*** MATERIAL PROVIDED

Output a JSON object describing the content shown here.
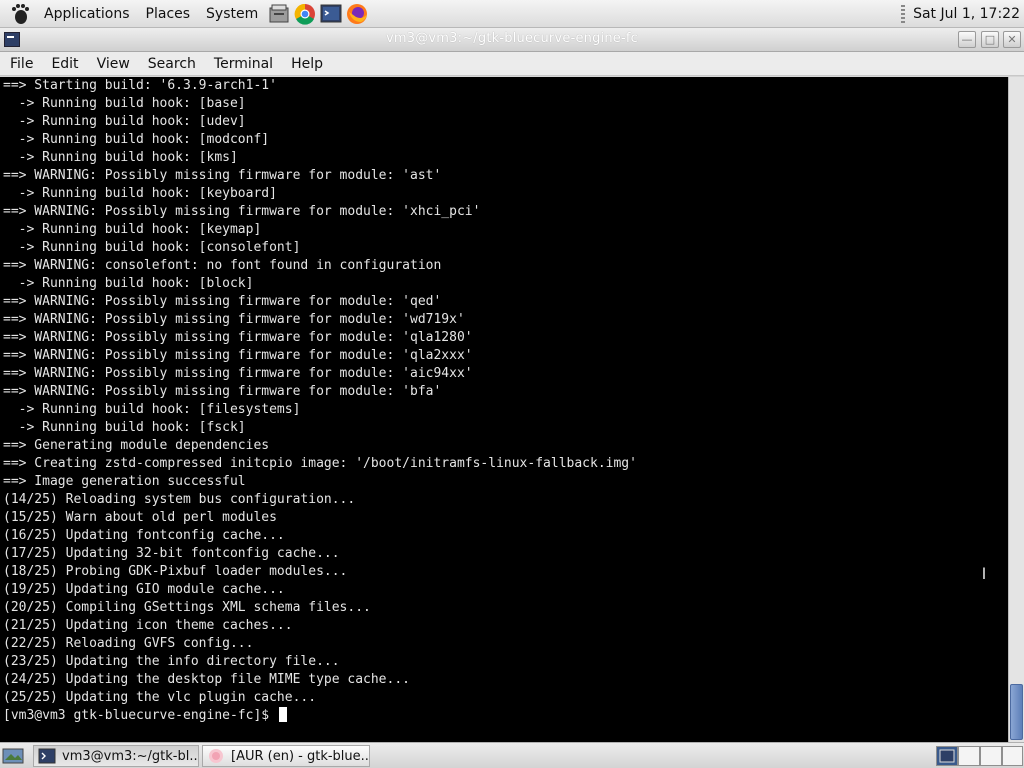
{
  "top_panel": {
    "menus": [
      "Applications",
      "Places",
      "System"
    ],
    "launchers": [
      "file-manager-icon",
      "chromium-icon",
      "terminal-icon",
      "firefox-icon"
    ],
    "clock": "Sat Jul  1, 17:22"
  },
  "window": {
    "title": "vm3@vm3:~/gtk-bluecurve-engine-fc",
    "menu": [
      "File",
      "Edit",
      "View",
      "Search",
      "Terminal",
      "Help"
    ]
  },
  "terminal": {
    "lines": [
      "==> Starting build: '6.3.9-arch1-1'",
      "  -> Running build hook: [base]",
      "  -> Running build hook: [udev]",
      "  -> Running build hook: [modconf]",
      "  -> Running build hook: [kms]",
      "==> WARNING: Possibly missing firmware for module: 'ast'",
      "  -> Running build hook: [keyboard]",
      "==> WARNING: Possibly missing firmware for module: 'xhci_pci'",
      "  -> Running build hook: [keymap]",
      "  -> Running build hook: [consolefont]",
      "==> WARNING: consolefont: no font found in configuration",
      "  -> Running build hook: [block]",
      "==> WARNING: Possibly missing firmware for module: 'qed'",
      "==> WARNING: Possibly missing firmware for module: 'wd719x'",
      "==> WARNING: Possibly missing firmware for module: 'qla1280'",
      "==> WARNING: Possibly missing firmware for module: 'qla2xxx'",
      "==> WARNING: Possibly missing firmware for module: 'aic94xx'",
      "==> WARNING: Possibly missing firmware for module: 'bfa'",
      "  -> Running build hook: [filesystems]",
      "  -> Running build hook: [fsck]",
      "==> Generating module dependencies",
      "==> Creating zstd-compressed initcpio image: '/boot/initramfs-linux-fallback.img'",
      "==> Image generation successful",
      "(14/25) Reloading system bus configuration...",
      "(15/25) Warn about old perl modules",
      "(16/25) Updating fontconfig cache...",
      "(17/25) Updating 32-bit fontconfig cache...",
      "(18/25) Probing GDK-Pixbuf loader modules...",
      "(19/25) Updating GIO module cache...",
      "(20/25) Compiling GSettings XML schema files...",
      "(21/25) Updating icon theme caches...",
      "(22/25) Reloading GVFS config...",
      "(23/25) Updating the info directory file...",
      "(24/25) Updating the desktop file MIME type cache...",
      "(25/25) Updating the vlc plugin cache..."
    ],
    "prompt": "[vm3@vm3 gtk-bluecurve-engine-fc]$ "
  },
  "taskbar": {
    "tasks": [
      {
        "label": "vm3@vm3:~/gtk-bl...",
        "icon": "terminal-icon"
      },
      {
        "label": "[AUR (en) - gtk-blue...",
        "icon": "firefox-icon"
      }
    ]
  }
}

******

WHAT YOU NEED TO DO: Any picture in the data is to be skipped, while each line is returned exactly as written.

RESPONSE:
Output a JSON object describing the content shown here.
{
  "top_panel": {
    "menus": [
      "Applications",
      "Places",
      "System"
    ],
    "launchers": [
      "file-manager-icon",
      "chromium-icon",
      "terminal-icon",
      "firefox-icon"
    ],
    "clock": "Sat Jul  1, 17:22"
  },
  "window": {
    "title": "vm3@vm3:~/gtk-bluecurve-engine-fc",
    "menu": [
      "File",
      "Edit",
      "View",
      "Search",
      "Terminal",
      "Help"
    ]
  },
  "terminal": {
    "lines": [
      "==> Starting build: '6.3.9-arch1-1'",
      "  -> Running build hook: [base]",
      "  -> Running build hook: [udev]",
      "  -> Running build hook: [modconf]",
      "  -> Running build hook: [kms]",
      "==> WARNING: Possibly missing firmware for module: 'ast'",
      "  -> Running build hook: [keyboard]",
      "==> WARNING: Possibly missing firmware for module: 'xhci_pci'",
      "  -> Running build hook: [keymap]",
      "  -> Running build hook: [consolefont]",
      "==> WARNING: consolefont: no font found in configuration",
      "  -> Running build hook: [block]",
      "==> WARNING: Possibly missing firmware for module: 'qed'",
      "==> WARNING: Possibly missing firmware for module: 'wd719x'",
      "==> WARNING: Possibly missing firmware for module: 'qla1280'",
      "==> WARNING: Possibly missing firmware for module: 'qla2xxx'",
      "==> WARNING: Possibly missing firmware for module: 'aic94xx'",
      "==> WARNING: Possibly missing firmware for module: 'bfa'",
      "  -> Running build hook: [filesystems]",
      "  -> Running build hook: [fsck]",
      "==> Generating module dependencies",
      "==> Creating zstd-compressed initcpio image: '/boot/initramfs-linux-fallback.img'",
      "==> Image generation successful",
      "(14/25) Reloading system bus configuration...",
      "(15/25) Warn about old perl modules",
      "(16/25) Updating fontconfig cache...",
      "(17/25) Updating 32-bit fontconfig cache...",
      "(18/25) Probing GDK-Pixbuf loader modules...",
      "(19/25) Updating GIO module cache...",
      "(20/25) Compiling GSettings XML schema files...",
      "(21/25) Updating icon theme caches...",
      "(22/25) Reloading GVFS config...",
      "(23/25) Updating the info directory file...",
      "(24/25) Updating the desktop file MIME type cache...",
      "(25/25) Updating the vlc plugin cache..."
    ],
    "prompt": "[vm3@vm3 gtk-bluecurve-engine-fc]$ "
  },
  "taskbar": {
    "tasks": [
      {
        "label": "vm3@vm3:~/gtk-bl...",
        "icon": "terminal-icon"
      },
      {
        "label": "[AUR (en) - gtk-blue...",
        "icon": "firefox-icon"
      }
    ]
  }
}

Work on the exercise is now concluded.